Renée was teaching this morning, which meant Korin had to brave the crowds at the School of the Balance to find her. A sprawling campus in the heart of the city, the school occupied more land than the entire village in which Korin had been born. Dormitories, classroom buildings, parks, arenas—the campus was a tiny city all on its own—and at the center, at he heart of everything, the tower.

Korin had been making use of the library almost since he arrived, and by now the the gate guards knew him and waved him through. When he asked after Renée, the guard pointed across the lush green lawn so different than anything Korin had ever known and to the tower itself.

Impossibly tall, constructed of a soft pink marble that turned translucent in the morning sun, the tower of the Balance was a wonder. Like so many buildings in the city, it was topped with a golden dome, this one polished so bright Korin had to shield his eyes to look at it. It was the tallest building in the city, despite the fact that the tower’s base was in the valley and the palace had been built on the cliffs that stood high over the river.

There was another set of guards at the tower doors. At the Crystal—Korin’s school—there had been zero guards. But that school had been isolated and inaccessible, on the most frozen tip of the most frozen country in the world. No one came to the Crystal unless they had business there.

The Balance was a wizard school, like all the rest, but non-wizards came here too. Most of the nobility sent their children to be educated here. Craftspeople gave demonstrations. For anyone in the nation of Ritalle who wanted something beyond a basic education, this was the place to be. Which meant keeping a close eye on who came and who went.

Korin was a wizard. No one questioned his right to be here. Even if his Staff sigil earned him some dark looks. Korin climbed the great winding staircase as fast as he could until he found the classroom where Renée was teaching. He slipped in and took a seat in the back, behind the sea of children Renée was lecturing.

There might have been more students in this one class than had been in the entire school of the Crystal. Renée lectured about magnetism, moving between equations on the chalkboard and an array of magnets on the table at the front of the room where she illuminated and manipulated the magnetic fields with a wave of her hand. It was enough of a show she had the room’s full attention. It helped that she seemed to be having an incredibly good time.

This was magic: making ten-to-twelve-year-olds laugh as the laws of physics danced before their eyes. And Korin laughed along with them as Renée waggled her eyebrows and faked surprise and generally held the room spellbound.

When Renée released the class, Korin stayed in his seat as the hoard of laughing children trampled past.

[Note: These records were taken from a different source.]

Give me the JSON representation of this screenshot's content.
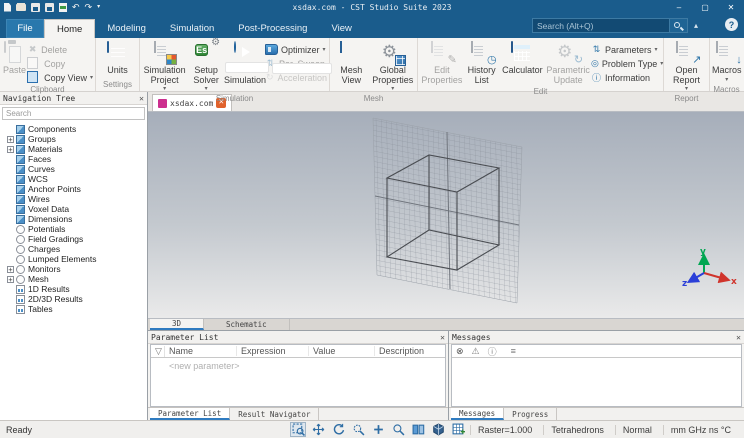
{
  "window": {
    "title": "xsdax.com - CST Studio Suite 2023"
  },
  "icons": {
    "close": "✕",
    "minimize": "–",
    "maximize": "▢",
    "caret": "▾",
    "chevron_up": "▴",
    "help": "?",
    "undo": "↶",
    "redo": "↷",
    "more": "▾",
    "delete": "✖",
    "gear": "⚙",
    "pencil": "✎",
    "clock": "◷",
    "refresh": "↻",
    "param": "⇅",
    "target": "◎",
    "info": "ⓘ",
    "arrow_out": "↗",
    "arrow_down": "↓",
    "error": "⊗",
    "warning": "⚠",
    "list": "≡",
    "filter": "▽",
    "plus": "+",
    "minus": "-",
    "solver": "Es"
  },
  "search": {
    "placeholder": "Search (Alt+Q)"
  },
  "menu": {
    "file": "File",
    "tabs": [
      "Home",
      "Modeling",
      "Simulation",
      "Post-Processing",
      "View"
    ]
  },
  "ribbon": {
    "clipboard": {
      "label": "Clipboard",
      "paste": "Paste",
      "del": "Delete",
      "copy": "Copy",
      "copy_view": "Copy View"
    },
    "settings": {
      "label": "Settings",
      "units": "Units"
    },
    "simulation": {
      "label": "Simulation",
      "project": "Simulation Project",
      "solver": "Setup Solver",
      "start": "Start Simulation",
      "optimizer": "Optimizer",
      "par_sweep": "Par. Sweep",
      "acceleration": "Acceleration"
    },
    "mesh": {
      "label": "Mesh",
      "view": "Mesh View",
      "global": "Global Properties"
    },
    "edit": {
      "label": "Edit",
      "props": "Edit Properties",
      "hist": "History List",
      "calculator": "Calculator",
      "update": "Parametric Update",
      "parameters": "Parameters",
      "problem_type": "Problem Type",
      "information": "Information"
    },
    "report": {
      "label": "Report",
      "open": "Open Report"
    },
    "macros": {
      "label": "Macros",
      "macros": "Macros"
    }
  },
  "nav": {
    "title": "Navigation Tree",
    "search_placeholder": "Search",
    "items": [
      "Components",
      "Groups",
      "Materials",
      "Faces",
      "Curves",
      "WCS",
      "Anchor Points",
      "Wires",
      "Voxel Data",
      "Dimensions",
      "Potentials",
      "Field Gradings",
      "Charges",
      "Lumped Elements",
      "Monitors",
      "Mesh",
      "1D Results",
      "2D/3D Results",
      "Tables"
    ]
  },
  "doc_tab": {
    "label": "xsdax.com"
  },
  "view_tabs": {
    "t3d": "3D",
    "schematic": "Schematic"
  },
  "params": {
    "title": "Parameter List",
    "col_name": "Name",
    "col_expr": "Expression",
    "col_value": "Value",
    "col_desc": "Description",
    "new_param": "<new parameter>",
    "tab1": "Parameter List",
    "tab2": "Result Navigator"
  },
  "messages": {
    "title": "Messages",
    "tab1": "Messages",
    "tab2": "Progress"
  },
  "status": {
    "ready": "Ready",
    "raster": "Raster=1.000",
    "mesh": "Tetrahedrons",
    "normal": "Normal",
    "units": "mm GHz ns °C"
  },
  "axes": {
    "x": "x",
    "y": "y",
    "z": "z"
  }
}
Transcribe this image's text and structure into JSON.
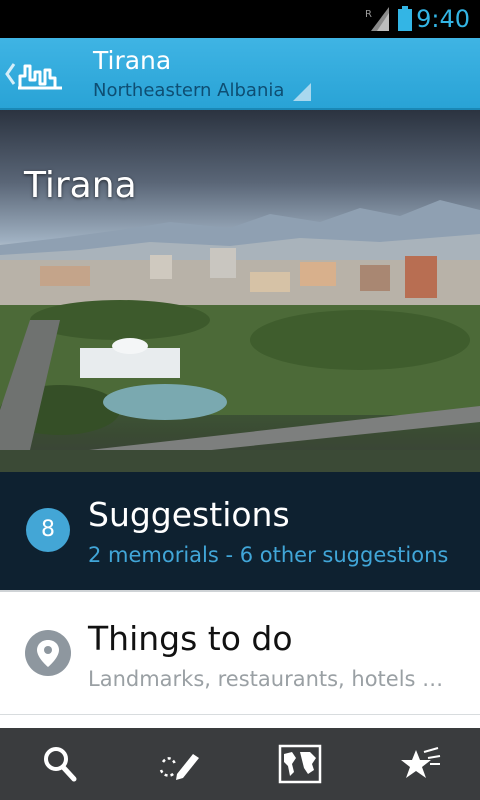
{
  "status_bar": {
    "time": "9:40",
    "roaming_label": "R",
    "icons": [
      "signal-icon",
      "battery-icon"
    ]
  },
  "action_bar": {
    "title": "Tirana",
    "subtitle": "Northeastern Albania",
    "up_icon": "back-chevron-icon",
    "logo_icon": "city-skyline-logo-icon"
  },
  "hero": {
    "title": "Tirana"
  },
  "suggestions": {
    "count": "8",
    "title": "Suggestions",
    "subtitle": "2 memorials - 6 other suggestions"
  },
  "things_to_do": {
    "title": "Things to do",
    "subtitle": "Landmarks, restaurants, hotels …",
    "icon": "map-pin-icon"
  },
  "bottom_bar": {
    "items": [
      {
        "icon": "search-icon"
      },
      {
        "icon": "draw-route-icon"
      },
      {
        "icon": "world-map-icon"
      },
      {
        "icon": "favorites-star-icon"
      }
    ]
  },
  "colors": {
    "accent": "#33b5e5",
    "action_bar": "#2ea8db",
    "suggestions_bg": "#0e2130",
    "badge": "#43a6d6",
    "bottom_bar": "#3a3c3e"
  }
}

Once he could see the front of the room again, Renée was smiling at him. “I thought I saw you sneak in.”

“I was in the neighborhood.”

“Uh huh.” She tilted her head, smile falling away. “What’s got you looking so serious?”

Was it so obvious? “I have a magic question for you.”

“Oh this should be good.” She started gathering up magnets, warping the fields around them so they’d all fit in the same box with the same casual ease as Korin had when he healed bodies. “Lay it on me.”

She was treating this lightly, but that was Renée. “Can magic just undo itself? Stop working and revert to the way it was?”

Renée dropped the last magnet into the box and set it on the table, then hopped herself up to sit next to it, her feet swinging casually beneath. “You mean like an enchantment?”

“No, I mean like if I heal someone and they come back and what I did just…went away. Like I never worked the magic in the first place.”

“That isn’t possible,” she said with confidence.

“That’s what I thought. Except this morning someone came in and that’s exactly what happened.”

She tapped at her chin, thoughtful. “Do you mean you saw it happen? You saw the magic flip? Or they came back and they were back the way they had been?”

Korin didn’t understand why it mattered. “The second one. But isn’t that basically the same thing?”

“The difference, my dear boy, is all the difference. If you didn’t actually see it happen, there’s an explanation that pops quite readily to my mind, being the suspicious old woman that I am.”

She paused, obviously giving Korin a chance to think it through, but he shook his head. “I don’t see it.”

“Of course you don’t, because it’s horrific. And you’re a good person. But I can’t see any other explanation. Korin, some other wizard is going around undoing your work.”

Korin opened his mouth to protest, but his mind spun through the arguments before he could get the words out. It wasn’t possible. Except, of course it was. The exact same process he used to heal—someone could step back the change, take the body back the same way Korin did. But they couldn’t, because that would be monstrous. Except…Korin knew perfectly well that there were monsters.

So instead of saying no, Korin asked, “Who would do that?”

“Someone who doesn’t like what you’re doing?”

“I’m healing people. Who could have a problem with that?”

Reneé shook her head and said nothing.


Support "Twisted Magic"

About the author

Barbara J Webb


Log in to comment
Log In